That model can now be had for closer to $200, which is where the new MDR-10 Series will start. The new models aren't quite as swanky as the MDR-R1. Nor do they sound quite as good. But they are a little lighter, arguably more comfortable, more mobile friendly, and, in theory, more affordable (I expect that their street prices will come down after launch).
All three models have an over-the-ear design and I thought the two wired models I tried out briefly at a Sony preview event seemed very comfortable. The MDR-10R has a 40mm driver and is described as being balanced and highly accurate (I had a quick listen and it sounded decent, but the MDR-R1 has a richer, fuller sound).

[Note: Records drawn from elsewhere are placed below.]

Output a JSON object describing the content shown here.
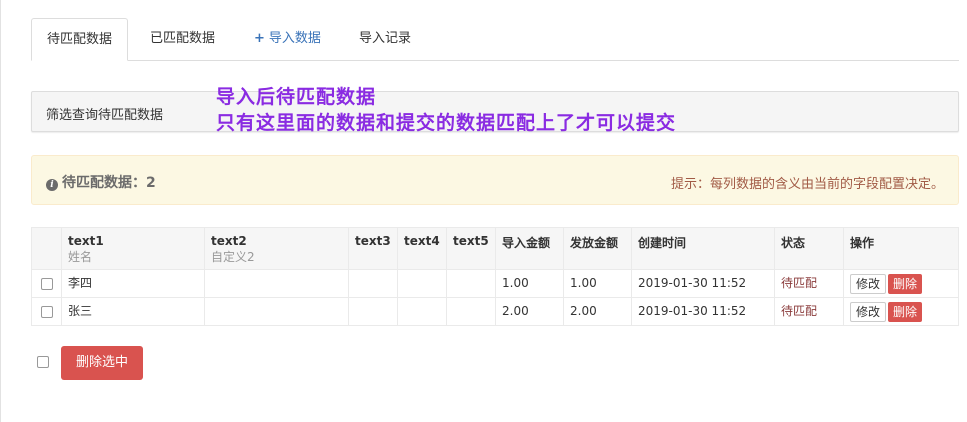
{
  "tabs": [
    {
      "label": "待匹配数据",
      "active": true
    },
    {
      "label": "已匹配数据"
    },
    {
      "label": "导入数据",
      "icon": "plus-icon"
    },
    {
      "label": "导入记录"
    }
  ],
  "filter": {
    "label": "筛选查询待匹配数据"
  },
  "annotation": {
    "line1": "导入后待匹配数据",
    "line2": "只有这里面的数据和提交的数据匹配上了才可以提交"
  },
  "alert": {
    "label": "待匹配数据：",
    "count": "2",
    "hint": "提示：每列数据的含义由当前的字段配置决定。"
  },
  "table": {
    "headers": [
      {
        "title": "text1",
        "sub": "姓名"
      },
      {
        "title": "text2",
        "sub": "自定义2"
      },
      {
        "title": "text3"
      },
      {
        "title": "text4"
      },
      {
        "title": "text5"
      },
      {
        "title": "导入金额"
      },
      {
        "title": "发放金额"
      },
      {
        "title": "创建时间"
      },
      {
        "title": "状态"
      },
      {
        "title": "操作"
      }
    ],
    "rows": [
      {
        "text1": "李四",
        "text2": "",
        "text3": "",
        "text4": "",
        "text5": "",
        "import_amount": "1.00",
        "pay_amount": "1.00",
        "created": "2019-01-30 11:52",
        "status": "待匹配"
      },
      {
        "text1": "张三",
        "text2": "",
        "text3": "",
        "text4": "",
        "text5": "",
        "import_amount": "2.00",
        "pay_amount": "2.00",
        "created": "2019-01-30 11:52",
        "status": "待匹配"
      }
    ],
    "edit_label": "修改",
    "delete_label": "删除"
  },
  "bulk_delete_label": "删除选中",
  "colors": {
    "accent": "#3a73b8",
    "danger": "#d9534f",
    "annotation": "#8a2be2",
    "alert_bg": "#fcf8e3"
  }
}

The company says Sony engineers and music artists "identified the critical 30-40Hz sub-bass region that is the signature of today's music styles and developed an enhanced Beat Response Control design for the new MDR-10 headphones, featuring a closed back for maximum isolation and exceptional bass response." (For $200, you'd expect nothing less, right?).
The headphone has a detachable cable and Sony also throws in a cable with an inline remote and microphone that allows you to make cell phone calls.
Next up in the line is the $269.99 MDR-10RNC, an active noise-canceling version of the MDR-10. Sony claims it "effectively reduces up to 99.4 percent of ambient noise" and it incorporates Sony's Automatic Intelligence Noise Canceling technology (push a button on the side of the headphone and the headphone analyzes the ambient noise through a built-in microphone and activates one of three optimal noise-canceling modes).
It offers 20 hours of battery life (AAA battery) and still works when the battery cuts out, which is something many noise-canceling headphones, including the Bose Quiet Comfort 15 and Beats Studio, can't do. Sony also throws in a cable with an inline remote and microphone that allows you to make cell phone calls.
Rounding out the lineup is a wireless Bluetooth model, the $249.99 MDR-10RBT. Sony didn't have that model on hand at its preview event but it includes AptX support, NFC (tap-to-pair) for phones that support it, and it can be used as a corded headphone if the battery dies (battery life is rated at 18 hours).
The MDR-10R and MDR-10RNC are due to ship in October; the MDR-10RBT is set to arrive in November. We'll review them as soon as we get our hands on the final shipping products.